Wave is one of two sculptures taken from the installation Blood Swept Lands and Seas of Red – poppies and original concept by artist Paul Cummins and installation designed by Tom Piper. The installation was originally at HM Tower of London in 2014 where 888,246 poppies were displayed, one to honour every death in the British and Colonial forces of the First World War. The installation was by Paul Cummins Ceramics Limited in conjunction with Historic Royal Palaces.
Over the Bank Holiday weekend an astonishing 27,797 people visited the castle to see the sculpture, which can be seen for free in the grounds.
Wave can be seen at Lincoln Castle until 4 September 2016. The castle grounds are open each day from 10am to 5.30pm, with last entry to see Wave at 5.15pm (please note: the main castle attractions close at 5pm).

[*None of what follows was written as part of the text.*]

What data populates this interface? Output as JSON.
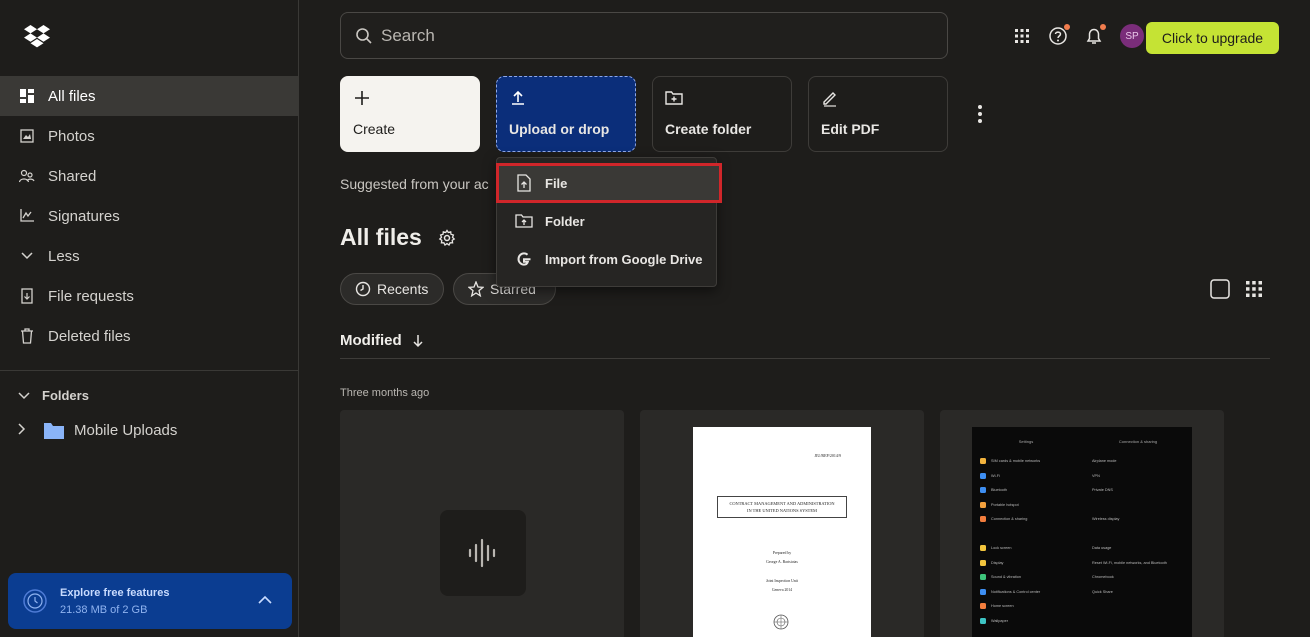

Although entry to the castle grounds is free, the usual admissions charges will apply for the other castle attractions. There is no need to book in advance to see Poppies: Wave. However, there are likely to be queues at weekends and during school holidays.